How Does Bypass Surgery Work? What they`ll do to Clinton`s heart

How Does Bypass
Surgery Work?
What they'll do to Clinton's
By Brendan I. Koerner
Posted Friday, Sept. 3, 2004, at 5:56 PM ET
Former President Bill Clinton, who was admitted to New York Presbyterian
Hospital today after complaining of chest pains, will soon undergo a heart
bypass operation. How does this life-saving surgical procedure work?
A coronary bypass provides a detour for blood on its way to the heart. The
creation of such an indirect route is necessary when one of the heart's arteries
becomes clogged with fat and cholesterol, a condition that can cause
symptoms ranging from mild chest pains to massive fatal heart attacks. The
operation is one of the most common major medical procedures in the United
States, with over 500,000 of the surgeries performed every year.
In the most widely performed procedure, an anesthetized patient's chest is cut
is open, and the breastbone is sawed apart. The heart is stopped with
medication for the duration of the operation; a heart-lung machine keeps
oxygenated blood flowing. The vein or artery that will eventually serve as the
detour around the clogged section of the heart is then taken from somewhere
else in the patient's body. Surgeons typically choose the saphenous vein from
the leg since its removal does not cause any future ambulatory problems.
(There may be some swelling in the days following the operation, but this
can be alleviated by keeping the leg aloft.) Other popular choices are the
internal mammary artery from the chest and the radial artery from the arm.
The blood vessel is then grafted onto the top and bottom of the clogged
section of the coronary artery, so the blood can route around the blockage. It
is common for surgeons to do several such grafts, to tackle multiple
blockages; there are reports that President Clinton will have four grafts,
which means his operation will be a quadruple bypass.
There are some alternative approaches to performing a coronary bypass, most
notably a less invasive option that now accounts for between 10 percent and
20 percent of all such operations. This procedure requires an incision that's
just 3 inches long, compared to the 8-inch incision used for the traditional
method. Also, the breastbone doesn't have to be sawed open. But it's
primarily used for single or double bypasses, so it's probably not a viable
option in President Clinton's case. There are also some surgeons who operate
on a still-beating heart, albeit one that's been slowed down with drugs.

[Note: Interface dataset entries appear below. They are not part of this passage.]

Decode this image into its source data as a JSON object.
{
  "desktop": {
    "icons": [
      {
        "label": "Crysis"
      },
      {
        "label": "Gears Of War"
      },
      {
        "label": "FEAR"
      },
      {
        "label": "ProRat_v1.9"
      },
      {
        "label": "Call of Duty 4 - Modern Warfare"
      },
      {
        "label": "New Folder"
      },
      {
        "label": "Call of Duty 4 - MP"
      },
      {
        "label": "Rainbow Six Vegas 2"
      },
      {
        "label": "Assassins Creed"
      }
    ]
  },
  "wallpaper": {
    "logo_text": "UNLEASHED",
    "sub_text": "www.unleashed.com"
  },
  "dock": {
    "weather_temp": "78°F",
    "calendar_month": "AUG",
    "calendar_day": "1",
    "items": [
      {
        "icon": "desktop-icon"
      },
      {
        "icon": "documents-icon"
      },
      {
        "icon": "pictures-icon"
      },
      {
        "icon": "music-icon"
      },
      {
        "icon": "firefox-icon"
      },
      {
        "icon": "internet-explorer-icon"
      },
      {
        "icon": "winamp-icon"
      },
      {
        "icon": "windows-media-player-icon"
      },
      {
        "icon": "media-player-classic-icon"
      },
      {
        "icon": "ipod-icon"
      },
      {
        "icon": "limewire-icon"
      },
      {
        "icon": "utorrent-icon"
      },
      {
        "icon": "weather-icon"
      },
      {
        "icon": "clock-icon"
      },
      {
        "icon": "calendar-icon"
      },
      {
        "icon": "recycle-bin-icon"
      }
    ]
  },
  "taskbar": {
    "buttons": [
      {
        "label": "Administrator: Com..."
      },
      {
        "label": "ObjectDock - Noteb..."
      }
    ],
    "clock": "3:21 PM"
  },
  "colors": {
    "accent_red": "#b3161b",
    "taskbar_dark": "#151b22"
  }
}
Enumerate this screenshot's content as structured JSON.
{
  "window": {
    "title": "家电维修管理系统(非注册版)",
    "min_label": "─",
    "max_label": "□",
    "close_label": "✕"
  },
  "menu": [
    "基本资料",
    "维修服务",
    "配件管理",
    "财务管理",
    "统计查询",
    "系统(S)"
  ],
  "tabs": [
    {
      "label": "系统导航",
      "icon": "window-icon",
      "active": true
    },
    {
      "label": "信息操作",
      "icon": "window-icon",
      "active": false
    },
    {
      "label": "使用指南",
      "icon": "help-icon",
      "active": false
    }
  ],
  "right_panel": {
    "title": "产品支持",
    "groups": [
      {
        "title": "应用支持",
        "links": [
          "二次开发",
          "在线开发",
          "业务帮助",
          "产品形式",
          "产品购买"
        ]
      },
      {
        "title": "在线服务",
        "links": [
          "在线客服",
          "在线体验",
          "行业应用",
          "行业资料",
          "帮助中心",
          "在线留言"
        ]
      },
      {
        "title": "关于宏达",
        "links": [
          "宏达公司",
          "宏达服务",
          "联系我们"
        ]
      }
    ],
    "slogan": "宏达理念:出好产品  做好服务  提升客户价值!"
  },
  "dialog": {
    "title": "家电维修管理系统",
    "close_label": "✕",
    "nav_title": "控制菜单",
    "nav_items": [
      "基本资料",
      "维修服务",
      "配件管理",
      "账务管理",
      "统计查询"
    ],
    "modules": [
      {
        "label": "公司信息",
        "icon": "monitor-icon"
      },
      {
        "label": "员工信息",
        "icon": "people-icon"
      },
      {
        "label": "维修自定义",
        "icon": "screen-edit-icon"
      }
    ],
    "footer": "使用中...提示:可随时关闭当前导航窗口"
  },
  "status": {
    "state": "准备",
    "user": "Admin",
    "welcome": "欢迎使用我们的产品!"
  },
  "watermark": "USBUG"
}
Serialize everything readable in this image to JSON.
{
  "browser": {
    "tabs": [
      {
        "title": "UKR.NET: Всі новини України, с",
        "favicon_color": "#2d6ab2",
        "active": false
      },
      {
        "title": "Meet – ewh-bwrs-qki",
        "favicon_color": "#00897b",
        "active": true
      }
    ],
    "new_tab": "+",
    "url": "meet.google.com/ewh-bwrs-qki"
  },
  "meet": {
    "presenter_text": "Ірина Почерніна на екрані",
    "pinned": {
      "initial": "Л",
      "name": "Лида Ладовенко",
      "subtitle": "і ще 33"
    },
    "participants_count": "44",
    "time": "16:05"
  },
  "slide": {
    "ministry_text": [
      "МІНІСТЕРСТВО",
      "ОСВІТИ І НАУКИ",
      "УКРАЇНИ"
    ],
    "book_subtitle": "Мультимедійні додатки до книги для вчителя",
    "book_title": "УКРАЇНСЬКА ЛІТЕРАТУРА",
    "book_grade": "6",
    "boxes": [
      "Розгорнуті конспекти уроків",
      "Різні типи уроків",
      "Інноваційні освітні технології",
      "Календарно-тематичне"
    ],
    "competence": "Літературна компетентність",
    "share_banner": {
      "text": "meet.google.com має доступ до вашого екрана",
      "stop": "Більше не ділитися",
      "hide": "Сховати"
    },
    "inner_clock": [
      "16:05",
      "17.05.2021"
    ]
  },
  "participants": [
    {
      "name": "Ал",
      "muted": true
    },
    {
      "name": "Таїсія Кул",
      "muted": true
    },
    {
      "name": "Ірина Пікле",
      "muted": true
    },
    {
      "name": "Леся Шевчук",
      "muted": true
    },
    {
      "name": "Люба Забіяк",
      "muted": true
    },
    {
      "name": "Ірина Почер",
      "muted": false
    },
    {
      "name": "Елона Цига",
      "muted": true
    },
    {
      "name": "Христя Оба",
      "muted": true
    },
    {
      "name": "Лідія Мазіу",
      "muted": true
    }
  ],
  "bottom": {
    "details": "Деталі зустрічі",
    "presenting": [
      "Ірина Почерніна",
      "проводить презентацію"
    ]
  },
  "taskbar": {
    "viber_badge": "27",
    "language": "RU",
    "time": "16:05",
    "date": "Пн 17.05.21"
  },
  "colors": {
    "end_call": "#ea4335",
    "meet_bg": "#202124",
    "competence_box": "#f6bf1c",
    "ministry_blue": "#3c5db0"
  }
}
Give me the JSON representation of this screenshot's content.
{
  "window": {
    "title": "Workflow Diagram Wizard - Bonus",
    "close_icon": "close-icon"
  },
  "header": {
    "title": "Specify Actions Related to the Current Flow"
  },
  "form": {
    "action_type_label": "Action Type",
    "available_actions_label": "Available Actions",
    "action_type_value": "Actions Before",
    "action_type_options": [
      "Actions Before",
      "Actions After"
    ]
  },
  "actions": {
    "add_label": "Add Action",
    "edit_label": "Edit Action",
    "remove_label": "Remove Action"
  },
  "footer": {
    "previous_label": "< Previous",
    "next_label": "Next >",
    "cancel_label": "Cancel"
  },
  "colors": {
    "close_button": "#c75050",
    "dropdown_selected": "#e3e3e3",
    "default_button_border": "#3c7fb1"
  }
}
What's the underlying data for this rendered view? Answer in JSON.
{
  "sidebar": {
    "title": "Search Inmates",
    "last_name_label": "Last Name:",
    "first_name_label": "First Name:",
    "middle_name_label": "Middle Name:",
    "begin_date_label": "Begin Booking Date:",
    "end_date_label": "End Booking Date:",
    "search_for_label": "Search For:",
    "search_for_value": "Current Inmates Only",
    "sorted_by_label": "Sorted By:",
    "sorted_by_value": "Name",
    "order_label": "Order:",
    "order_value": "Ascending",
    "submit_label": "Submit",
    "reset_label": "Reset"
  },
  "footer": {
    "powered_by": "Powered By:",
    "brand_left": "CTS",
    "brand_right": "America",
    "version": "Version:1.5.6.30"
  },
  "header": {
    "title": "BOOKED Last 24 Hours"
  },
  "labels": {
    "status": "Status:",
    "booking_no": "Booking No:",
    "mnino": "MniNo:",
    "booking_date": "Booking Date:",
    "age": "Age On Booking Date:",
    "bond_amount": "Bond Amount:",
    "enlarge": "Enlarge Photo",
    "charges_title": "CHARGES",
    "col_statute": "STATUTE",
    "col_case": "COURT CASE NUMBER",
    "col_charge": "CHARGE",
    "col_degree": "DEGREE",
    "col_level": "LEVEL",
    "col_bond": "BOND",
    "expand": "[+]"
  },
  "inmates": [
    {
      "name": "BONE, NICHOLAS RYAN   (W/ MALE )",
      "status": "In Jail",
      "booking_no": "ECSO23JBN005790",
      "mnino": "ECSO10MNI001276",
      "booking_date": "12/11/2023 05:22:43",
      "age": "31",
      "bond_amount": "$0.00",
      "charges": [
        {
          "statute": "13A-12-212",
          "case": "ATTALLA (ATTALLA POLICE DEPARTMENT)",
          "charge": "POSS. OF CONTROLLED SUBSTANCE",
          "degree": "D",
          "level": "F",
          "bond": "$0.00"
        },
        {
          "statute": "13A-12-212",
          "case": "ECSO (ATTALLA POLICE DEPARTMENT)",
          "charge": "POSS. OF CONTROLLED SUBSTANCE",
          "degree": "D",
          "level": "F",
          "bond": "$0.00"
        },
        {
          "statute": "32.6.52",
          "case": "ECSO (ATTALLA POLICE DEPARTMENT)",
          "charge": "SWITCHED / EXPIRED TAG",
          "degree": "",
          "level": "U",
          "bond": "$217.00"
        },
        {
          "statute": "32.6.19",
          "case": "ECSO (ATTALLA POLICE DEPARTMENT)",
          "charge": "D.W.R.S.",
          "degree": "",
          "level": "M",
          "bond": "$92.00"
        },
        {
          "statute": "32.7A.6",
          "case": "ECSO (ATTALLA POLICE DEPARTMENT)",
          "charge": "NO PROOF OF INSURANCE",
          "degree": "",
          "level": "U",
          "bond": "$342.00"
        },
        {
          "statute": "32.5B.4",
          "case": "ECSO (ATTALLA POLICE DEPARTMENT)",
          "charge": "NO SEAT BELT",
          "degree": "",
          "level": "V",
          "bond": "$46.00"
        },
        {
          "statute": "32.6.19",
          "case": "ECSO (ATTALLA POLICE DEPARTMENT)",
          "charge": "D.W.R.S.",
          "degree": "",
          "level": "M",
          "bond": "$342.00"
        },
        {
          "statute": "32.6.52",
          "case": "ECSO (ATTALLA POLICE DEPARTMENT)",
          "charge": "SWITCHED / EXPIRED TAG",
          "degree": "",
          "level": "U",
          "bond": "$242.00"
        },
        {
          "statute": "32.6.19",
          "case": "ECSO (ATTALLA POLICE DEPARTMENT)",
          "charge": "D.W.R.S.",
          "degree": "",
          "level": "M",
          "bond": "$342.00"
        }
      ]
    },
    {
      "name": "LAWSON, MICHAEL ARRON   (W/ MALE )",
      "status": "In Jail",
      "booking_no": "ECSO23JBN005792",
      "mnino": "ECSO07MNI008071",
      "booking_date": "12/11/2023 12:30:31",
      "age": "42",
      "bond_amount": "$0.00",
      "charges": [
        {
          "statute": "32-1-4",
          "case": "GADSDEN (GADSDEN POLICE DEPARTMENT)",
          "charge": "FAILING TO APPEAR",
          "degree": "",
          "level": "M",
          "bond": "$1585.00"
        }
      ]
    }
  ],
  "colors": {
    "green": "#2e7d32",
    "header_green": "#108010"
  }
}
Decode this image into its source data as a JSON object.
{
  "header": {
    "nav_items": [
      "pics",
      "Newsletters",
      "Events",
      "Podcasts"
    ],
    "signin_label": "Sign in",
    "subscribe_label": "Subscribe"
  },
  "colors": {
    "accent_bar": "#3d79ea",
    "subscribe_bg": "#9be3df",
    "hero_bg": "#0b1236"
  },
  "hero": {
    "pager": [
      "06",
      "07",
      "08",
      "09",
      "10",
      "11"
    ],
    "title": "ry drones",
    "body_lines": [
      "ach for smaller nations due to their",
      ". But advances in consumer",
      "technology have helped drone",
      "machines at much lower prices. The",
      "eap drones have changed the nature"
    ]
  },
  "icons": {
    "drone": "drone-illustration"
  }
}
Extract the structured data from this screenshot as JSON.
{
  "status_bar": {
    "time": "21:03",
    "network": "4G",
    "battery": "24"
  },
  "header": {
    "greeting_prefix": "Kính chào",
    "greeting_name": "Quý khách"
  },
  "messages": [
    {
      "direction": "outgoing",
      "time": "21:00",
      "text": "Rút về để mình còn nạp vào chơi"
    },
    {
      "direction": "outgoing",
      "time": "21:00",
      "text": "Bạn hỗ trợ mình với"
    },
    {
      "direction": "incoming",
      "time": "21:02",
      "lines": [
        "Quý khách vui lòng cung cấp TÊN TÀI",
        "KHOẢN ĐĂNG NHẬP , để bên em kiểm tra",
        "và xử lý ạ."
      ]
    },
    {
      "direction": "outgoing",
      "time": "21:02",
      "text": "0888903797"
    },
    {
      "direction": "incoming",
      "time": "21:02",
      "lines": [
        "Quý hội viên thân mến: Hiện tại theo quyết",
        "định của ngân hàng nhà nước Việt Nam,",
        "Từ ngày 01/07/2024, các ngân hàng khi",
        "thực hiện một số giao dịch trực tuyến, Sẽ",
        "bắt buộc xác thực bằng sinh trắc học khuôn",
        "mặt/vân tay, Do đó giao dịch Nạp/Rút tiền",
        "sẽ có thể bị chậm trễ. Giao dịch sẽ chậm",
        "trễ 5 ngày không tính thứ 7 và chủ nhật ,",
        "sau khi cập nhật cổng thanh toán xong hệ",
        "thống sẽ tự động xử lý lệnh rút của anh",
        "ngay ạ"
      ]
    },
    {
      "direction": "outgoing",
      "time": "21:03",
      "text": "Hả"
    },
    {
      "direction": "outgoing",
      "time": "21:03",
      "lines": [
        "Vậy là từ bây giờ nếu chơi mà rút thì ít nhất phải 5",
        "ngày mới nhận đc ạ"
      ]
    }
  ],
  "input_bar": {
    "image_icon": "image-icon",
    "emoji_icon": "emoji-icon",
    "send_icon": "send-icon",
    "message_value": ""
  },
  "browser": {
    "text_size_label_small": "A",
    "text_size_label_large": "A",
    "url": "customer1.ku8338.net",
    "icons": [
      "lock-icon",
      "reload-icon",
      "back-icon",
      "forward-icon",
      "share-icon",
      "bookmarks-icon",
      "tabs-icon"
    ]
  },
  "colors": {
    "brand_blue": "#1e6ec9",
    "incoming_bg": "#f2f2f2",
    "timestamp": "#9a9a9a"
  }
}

This
requires a great deal of skill but is preferable if it can be done correctly; some
patients can react badly to blood pumped via a heart-lung machine.
The odds for the president's complete recovery are quite good. The success
rate for coronary bypass surgery is between 95 percent and 98 percent, and
President Clinton isn't considered a high-risk patient because he's under 70
years old, he's male, he hasn't had prior heart surgery, and he doesn't have
any other serious medical conditions. The post-surgical side effects he'll
encounter are mostly mild: a poor appetite, constipation, insomnia,
depression, and short-term memory problems.
A coronary bypass is performed when:
the coronary arteries become clogged
the valves of the heart fail to shut properly
the electrical signals to the heart become unstable
the heart is beating too fast
2. What medical equipment keeps blood oxygenated during the procedure?
a. pacemaker
b. bone saw
c. heart-lung machine
d. electrocardiogram
3. What is actually used to bypass the coronary artery
a. a synthetic tube
b. a vein from within the body
c. a skin graft
d. the inferior vena cava
4. The chance of recovery and survival from this type of operation is:
a. poor
b. good
5. Surgeons who operate on a still-beating heart must:
a. have a donor available
b. perform a quadruple bypass
c. use a heart-lung machine
d. be very skilled